2011: Kim Jong Il, leader of North Korea since 1994, died amid President Barack Obama’s administration’s efforts to revive peace talks. His son, Kim Jong Un, took power.
2012: President Obama tried to push Pyongyang to the negotiating table by ratcheting up sanctions. But Kim Jong Un scuppered a final deal that would have halted North Korea’s nuclear weapons program and allowed in international inspectors in exchange for U.S. aid. (Town says it is likely because Kim had to display strength to consolidate power after his father’s death.) Meanwhile, North Korea continued to make strides in its nuclear weapons program.
2016 – 2017: Newly elected President Donald Trump unleashed a barrage of sharp rhetoric against North Korea, threatening to rain down “fire and fury” on the Hermit Kingdom if it continues to escalate tensions with the United States. North Korea test-fired a slew of ballistic missiles, and conducted its sixth and most powerful nuclear test.
2018: South Korean President Moon Jae-in helped bring about potential talks between Trump and Kim following overtures from Washington and Pyongyang at his country’s Winter Olympics. The Trump administration credits its economic and diplomatic pressure campaign for bringing North Korea to the table.
Trump has agreed to a historic meeting with Kim Jong Un, possibly by the end of May, though North Korea has yet to formally accept the offer.
Town says a face-to-face between the two leaders could be promising, but only if it’s the start of follow-on talks at lower levels.
“Realistically, when Trump [meets Kim], he’s not going to walk away with a final agreement,” she says. “This isn’t a one-off, be-all, end-all. This is just the start of the negotiations.”
Robbie Gramer is a diplomacy and national security reporter at Foreign Policy.
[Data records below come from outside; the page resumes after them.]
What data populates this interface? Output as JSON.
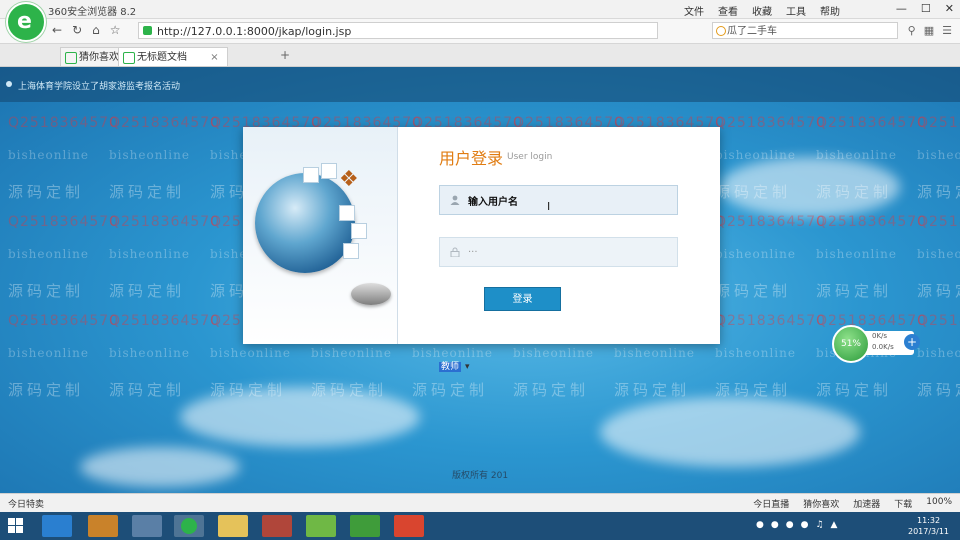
{
  "browser": {
    "title": "360安全浏览器 8.2",
    "menu": [
      "文件",
      "查看",
      "收藏",
      "工具",
      "帮助"
    ],
    "url": "http://127.0.0.1:8000/jkap/login.jsp",
    "search_text": "瓜了二手车",
    "tabs": [
      {
        "label": "猜你喜欢"
      },
      {
        "label": "无标题文档"
      }
    ]
  },
  "page": {
    "notice": "上海体育学院设立了胡家游监考报名活动",
    "login": {
      "title": "用户登录",
      "subtitle": "User login",
      "username_value": "输入用户名",
      "password_value": "···",
      "role_selected": "教师",
      "submit_label": "登录"
    },
    "copyright": "版权所有 201",
    "watermarks": {
      "latin": "bisheonline",
      "qq": "Q2518364570",
      "cn": "源码定制"
    }
  },
  "speed_widget": {
    "percent": "51%",
    "up": "0K/s",
    "down": "0.0K/s"
  },
  "statusbar": {
    "left": "今日特卖",
    "right": [
      "今日直播",
      "猜你喜欢",
      "加速器",
      "下载",
      "100%"
    ]
  },
  "taskbar": {
    "time": "11:32",
    "date": "2017/3/11"
  },
  "colors": {
    "accent_orange": "#e07c12",
    "button_blue": "#1e8fc8",
    "brand_green": "#2db34a"
  }
}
Twitter: @RobbieGramer
Emily Tamkin is the U.S. editor of the New Statesman and the author of The Influence of Soros, published July 2020. Twitter: @emilyctamkin